• _Task description_: In these records, how many lines contain "time"? Please reply with the number only.

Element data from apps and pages
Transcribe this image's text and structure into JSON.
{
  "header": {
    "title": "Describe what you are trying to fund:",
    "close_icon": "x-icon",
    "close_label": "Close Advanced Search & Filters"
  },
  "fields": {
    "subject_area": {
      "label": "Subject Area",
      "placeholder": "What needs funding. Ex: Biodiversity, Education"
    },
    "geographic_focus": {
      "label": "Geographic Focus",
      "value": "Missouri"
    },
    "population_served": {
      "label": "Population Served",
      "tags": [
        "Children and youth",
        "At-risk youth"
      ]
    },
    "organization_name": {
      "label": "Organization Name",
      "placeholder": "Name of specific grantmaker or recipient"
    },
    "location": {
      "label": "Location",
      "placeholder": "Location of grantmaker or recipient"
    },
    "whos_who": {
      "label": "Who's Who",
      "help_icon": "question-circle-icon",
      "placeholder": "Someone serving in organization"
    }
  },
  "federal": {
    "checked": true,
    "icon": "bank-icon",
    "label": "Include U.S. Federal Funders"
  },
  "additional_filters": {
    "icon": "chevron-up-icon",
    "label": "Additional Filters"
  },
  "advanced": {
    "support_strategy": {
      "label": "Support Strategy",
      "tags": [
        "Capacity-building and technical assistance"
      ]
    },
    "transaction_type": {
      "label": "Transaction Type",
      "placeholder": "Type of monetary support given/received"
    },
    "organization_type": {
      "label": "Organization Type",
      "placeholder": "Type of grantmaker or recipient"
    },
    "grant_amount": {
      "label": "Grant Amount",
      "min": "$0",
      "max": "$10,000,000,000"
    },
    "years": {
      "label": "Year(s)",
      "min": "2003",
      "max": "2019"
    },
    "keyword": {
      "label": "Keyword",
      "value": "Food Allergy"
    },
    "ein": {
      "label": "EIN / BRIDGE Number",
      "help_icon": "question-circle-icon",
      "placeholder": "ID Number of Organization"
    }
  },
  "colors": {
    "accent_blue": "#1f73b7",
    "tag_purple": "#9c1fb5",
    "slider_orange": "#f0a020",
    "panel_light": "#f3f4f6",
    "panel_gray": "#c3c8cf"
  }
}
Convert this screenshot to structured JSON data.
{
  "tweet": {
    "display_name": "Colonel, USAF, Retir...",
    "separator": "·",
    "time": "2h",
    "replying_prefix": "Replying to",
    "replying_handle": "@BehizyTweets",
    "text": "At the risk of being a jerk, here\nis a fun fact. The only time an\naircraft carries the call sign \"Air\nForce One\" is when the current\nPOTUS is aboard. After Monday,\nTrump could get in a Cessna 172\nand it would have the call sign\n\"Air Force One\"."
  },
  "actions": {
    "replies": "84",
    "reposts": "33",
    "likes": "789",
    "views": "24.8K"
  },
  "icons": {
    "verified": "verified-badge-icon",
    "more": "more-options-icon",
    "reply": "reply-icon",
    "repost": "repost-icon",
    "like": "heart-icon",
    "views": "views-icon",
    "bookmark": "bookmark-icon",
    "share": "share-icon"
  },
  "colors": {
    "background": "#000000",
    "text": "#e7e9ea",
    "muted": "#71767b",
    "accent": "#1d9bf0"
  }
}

• _Answer_: 2